I am happy that this issue is a duplicate, it means that other people have also realised the same thing and, therefore, this will have more attention drawn to it.

Yes, I think the example of htting the down arrow from A while in the key of A makes sense. It was the original description that spoke of doing this in the key of d (minor) that didn't.

There is a certain logic in the current way, where down arrow always produced flats (or the equivalent naturals) and up always produces sharps (or the equivalent naturals), but it's equally logical to have it work where a diatonic note is chosen where possible and only introduce accidentals where necessary, which is basically what you're saying.

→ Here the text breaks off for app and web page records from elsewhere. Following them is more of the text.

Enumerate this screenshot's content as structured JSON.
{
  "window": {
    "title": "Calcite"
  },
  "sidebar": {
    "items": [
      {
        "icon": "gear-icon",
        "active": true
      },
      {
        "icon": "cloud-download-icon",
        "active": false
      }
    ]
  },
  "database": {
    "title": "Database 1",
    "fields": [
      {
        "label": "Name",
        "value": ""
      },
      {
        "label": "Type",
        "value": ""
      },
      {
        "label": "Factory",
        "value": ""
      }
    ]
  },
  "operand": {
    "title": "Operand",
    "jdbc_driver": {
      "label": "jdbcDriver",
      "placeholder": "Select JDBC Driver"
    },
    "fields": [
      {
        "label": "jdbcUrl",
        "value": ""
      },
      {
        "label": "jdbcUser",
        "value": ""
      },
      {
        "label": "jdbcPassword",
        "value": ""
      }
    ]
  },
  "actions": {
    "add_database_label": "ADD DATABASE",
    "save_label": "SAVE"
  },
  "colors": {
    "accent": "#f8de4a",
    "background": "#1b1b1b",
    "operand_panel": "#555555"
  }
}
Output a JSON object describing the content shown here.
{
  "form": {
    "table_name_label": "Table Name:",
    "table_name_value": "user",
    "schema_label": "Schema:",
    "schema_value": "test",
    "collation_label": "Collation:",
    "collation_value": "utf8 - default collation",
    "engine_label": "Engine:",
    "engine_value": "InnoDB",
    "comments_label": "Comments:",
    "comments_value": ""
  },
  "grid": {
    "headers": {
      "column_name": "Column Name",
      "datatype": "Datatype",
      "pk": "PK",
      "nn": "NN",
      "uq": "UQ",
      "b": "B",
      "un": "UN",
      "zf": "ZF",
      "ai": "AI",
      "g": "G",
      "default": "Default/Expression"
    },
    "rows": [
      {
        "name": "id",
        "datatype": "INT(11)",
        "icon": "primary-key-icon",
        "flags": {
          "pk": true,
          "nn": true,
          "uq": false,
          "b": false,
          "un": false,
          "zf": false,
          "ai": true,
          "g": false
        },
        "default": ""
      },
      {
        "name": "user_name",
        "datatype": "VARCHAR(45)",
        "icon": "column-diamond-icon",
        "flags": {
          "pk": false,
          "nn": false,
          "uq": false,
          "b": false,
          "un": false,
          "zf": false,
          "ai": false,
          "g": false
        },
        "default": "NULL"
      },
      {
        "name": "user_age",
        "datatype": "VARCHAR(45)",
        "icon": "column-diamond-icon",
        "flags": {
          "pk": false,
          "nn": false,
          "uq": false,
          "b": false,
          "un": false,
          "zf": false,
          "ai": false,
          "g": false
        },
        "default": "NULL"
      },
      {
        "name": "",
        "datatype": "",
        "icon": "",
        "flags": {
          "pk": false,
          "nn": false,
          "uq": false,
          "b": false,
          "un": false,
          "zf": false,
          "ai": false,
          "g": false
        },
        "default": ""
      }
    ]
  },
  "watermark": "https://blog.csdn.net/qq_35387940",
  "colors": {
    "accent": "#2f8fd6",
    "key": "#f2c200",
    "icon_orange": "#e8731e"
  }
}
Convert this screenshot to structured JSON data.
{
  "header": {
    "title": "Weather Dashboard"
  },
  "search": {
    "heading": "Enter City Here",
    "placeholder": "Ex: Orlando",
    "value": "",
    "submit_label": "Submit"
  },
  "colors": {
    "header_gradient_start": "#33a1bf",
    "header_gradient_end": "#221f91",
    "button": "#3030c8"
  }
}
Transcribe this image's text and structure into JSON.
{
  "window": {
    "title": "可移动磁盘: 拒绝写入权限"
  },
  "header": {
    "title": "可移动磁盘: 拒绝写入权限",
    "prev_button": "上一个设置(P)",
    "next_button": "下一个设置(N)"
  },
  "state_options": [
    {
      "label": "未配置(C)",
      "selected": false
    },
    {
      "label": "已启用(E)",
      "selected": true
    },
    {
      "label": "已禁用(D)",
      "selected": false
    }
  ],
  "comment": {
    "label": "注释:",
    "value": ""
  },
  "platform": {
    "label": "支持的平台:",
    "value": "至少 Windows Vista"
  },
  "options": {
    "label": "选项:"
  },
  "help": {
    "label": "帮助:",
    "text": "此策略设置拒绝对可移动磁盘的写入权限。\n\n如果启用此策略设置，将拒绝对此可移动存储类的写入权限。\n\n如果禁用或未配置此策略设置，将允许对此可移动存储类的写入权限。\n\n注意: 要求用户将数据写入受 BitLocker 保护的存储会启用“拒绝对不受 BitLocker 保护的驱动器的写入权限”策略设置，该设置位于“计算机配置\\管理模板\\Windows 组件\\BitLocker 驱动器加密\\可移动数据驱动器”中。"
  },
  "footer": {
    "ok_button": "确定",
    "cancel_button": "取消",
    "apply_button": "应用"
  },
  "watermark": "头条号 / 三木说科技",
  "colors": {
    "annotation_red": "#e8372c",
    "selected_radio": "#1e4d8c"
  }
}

One could say that is already the case for hitting the down arrow on C and F, where the ordinary logic is pushed aside and preference is given for B and E as opposed to Cb and Fb, even in cases where B and E also require accidentals. I'd personally rather see this changed to what you are now suggesting - choose a diatonic spelling if possible, otherwise, choose flats for down, sharp for up. Again, though, there definitely needs to be a way to override this default. And I think a single key that flips the enharmonic spelling - a la Finale (not sure about Sibelius) would be ideal.

There's no need for an enharmonic spelling switch, that's what accidental alterations are for IMHO.

I don't remember the exact name for what is that I'm asking for, but I know it's more than just diatonic, it might be armonic spelling.

Naturals are not to be only regarded as unaltered pitch, naturals are to be regarded within the context of the key that the score is in. There has to be a separate name for those as well.

The up and down arrow just HAVE to respect the key the score is in.

Not sure what you mean by "accidental alterations" in this context. Do you mean the accidentals listed in the palette? Those are the ones I've been referring to as "courtesy accidentals", because that what they are normally used for. Yes, as I said, they could be used to provide overrides, but a single "change enharmonic spelling" command would be more efficient, because you could apply it to a whole bunch of notes at once, or apply it individually to a bunch of notes in a passage without having to keep switching between natural and either sharp or flat.

As for what up and down "have" to do, I just can't see why they *have* to do any such thing; the current system is completely logical as well and works just fine for what it is. It's just less efficient in certain cases, and hence I would welcome the change you are proposing, as it applies to cases like hitting down arrow on A in the key of A.

Yup, I agree with the last paragraph that you wrote.

I can't think of one instance that I would use a "change enharmonic spelling" switch, I just can't think of any use for it.

It's not like I'm writing a score in A major with the specific purpose of having all notes in it NOT be in A major. :D

The situations in a respell command that works on the currently selcted notes comes in most handy are for passages that result from MIDI input - whether import of a MIDI file or step time entry. Whatever rules MuseScore uses to decide on how to spell a given non-diatomic pitch, it's guaranteed to be wrong a significant amount of the time, and given that the correct spelling of pitches normally depends on harmonic context (eg, the chord of the moment), it often works out that you'll have a whole bunch of notes in a row all mispelled. Selecting the whole passage and hitting a single key to correct the spelling would aave a lot of time in those cases. For instance, in the key of C, you might have a passage that should goF#-G#-A# over an E7 chord, but then later in that same piece have a passage that sould go Gb-Ab-Bb over an Ebmi7 chord. The MIDI input will notate them both the same way, and then you'll need to respell the other one.

Another case where respell comes in handy is in passages that result from entering notes in one key and transposing to another, particularly if it's only a temporary modulation for which an actual key signature change would not be appropriate. Or music without key signatures.

Anyhow, that's mostly beside the point. I do agree that down arrow on an A while in the key of A should probably produce a G# by default, as long as there is then an easy way to override this to get an Ab when desired.